(Dataset rows for apps and sites)
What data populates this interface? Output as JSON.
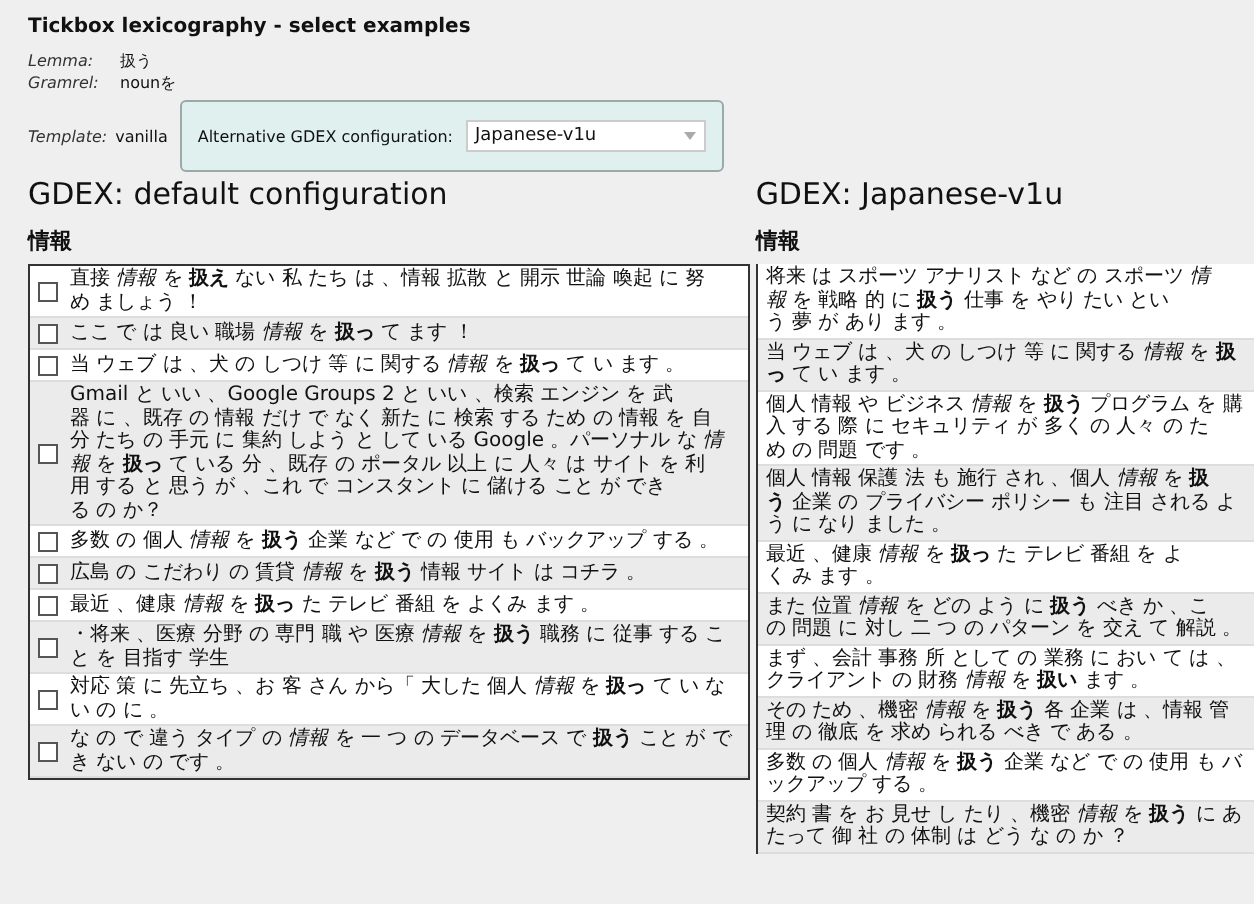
{
  "title": "Tickbox lexicography - select examples",
  "meta": [
    {
      "label": "Lemma:",
      "value": "扱う"
    },
    {
      "label": "Gramrel:",
      "value": "nounを"
    }
  ],
  "template": {
    "label": "Template:",
    "value": "vanilla"
  },
  "config": {
    "label": "Alternative GDEX configuration:",
    "value": "Japanese-v1u"
  },
  "left": {
    "heading": "GDEX: default configuration",
    "word": "情報",
    "rows": [
      {
        "text": "直接 *情報* を **扱え** ない 私 たち は 、情報 拡散 と 開示 世論 喚起 に 努め ましょう ！",
        "checked": false
      },
      {
        "text": "ここ で は 良い 職場 *情報* を **扱っ** て ます ！",
        "checked": false
      },
      {
        "text": "当 ウェブ は 、犬 の しつけ 等 に 関する *情報* を **扱っ** て い ます 。",
        "checked": false
      },
      {
        "text": "Gmail と いい 、Google Groups 2 と いい 、検索 エンジン を 武器 に 、既存 の 情報 だけ で なく 新た に 検索 する ため の 情報 を 自分 たち の 手元 に 集約 しよう と して いる Google 。パーソナル な *情報* を **扱っ** て いる 分 、既存 の ポータル 以上 に 人々 は サイト を 利用 する と 思う が 、これ で コンスタント に 儲ける こと が できる の か？",
        "checked": false
      },
      {
        "text": "多数 の 個人 *情報* を **扱う** 企業 など で の 使用 も バックアップ する 。",
        "checked": false
      },
      {
        "text": "広島 の こだわり の 賃貸 *情報* を **扱う** 情報 サイト は コチラ 。",
        "checked": false
      },
      {
        "text": "最近 、健康 *情報* を **扱っ** た テレビ 番組 を よくみ ます 。",
        "checked": false
      },
      {
        "text": "・将来 、医療 分野 の 専門 職 や 医療 *情報* を **扱う** 職務 に 従事 する こと を 目指す 学生",
        "checked": false
      },
      {
        "text": "対応 策 に 先立ち 、お 客 さん から「 大した 個人 *情報* を **扱っ** て い ない の に 。",
        "checked": false
      },
      {
        "text": "な の で 違う タイプ の *情報* を 一 つ の データベース で **扱う** こと が でき ない の です 。",
        "checked": false
      }
    ]
  },
  "right": {
    "heading": "GDEX: Japanese-v1u",
    "word": "情報",
    "rows": [
      "将来 は スポーツ アナリスト など の スポーツ *情報* を 戦略 的 に **扱う** 仕事 を やり たい という 夢 が あり ます 。",
      "当 ウェブ は 、犬 の しつけ 等 に 関する *情報* を **扱っ** て い ます 。",
      "個人 情報 や ビジネス *情報* を **扱う** プログラム を 購入 する 際 に セキュリティ が 多く の 人々 の ため の 問題 です 。",
      "個人 情報 保護 法 も 施行 され 、個人 *情報* を **扱う** 企業 の プライバシー ポリシー も 注目 される よう に なり ました 。",
      "最近 、健康 *情報* を **扱っ** た テレビ 番組 を よく み ます 。",
      "また 位置 *情報* を どの よう に **扱う** べき か 、この 問題 に 対し 二 つ の パターン を 交え て 解説 。",
      "まず 、会計 事務 所 として の 業務 に おい て は 、クライアント の 財務 *情報* を **扱い** ます 。",
      "その ため 、機密 *情報* を **扱う** 各 企業 は 、情報 管理 の 徹底 を 求め られる べき で ある 。",
      "多数 の 個人 *情報* を **扱う** 企業 など で の 使用 も バックアップ する 。",
      "契約 書 を お 見せ し たり 、機密 *情報* を **扱う** に あたって 御 社 の 体制 は どう な の か ？"
    ]
  }
}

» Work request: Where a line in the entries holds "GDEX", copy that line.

» Task output:
    "label": "Alternative GDEX configuration:",
    "heading": "GDEX: default configuration",
    "heading": "GDEX: Japanese-v1u",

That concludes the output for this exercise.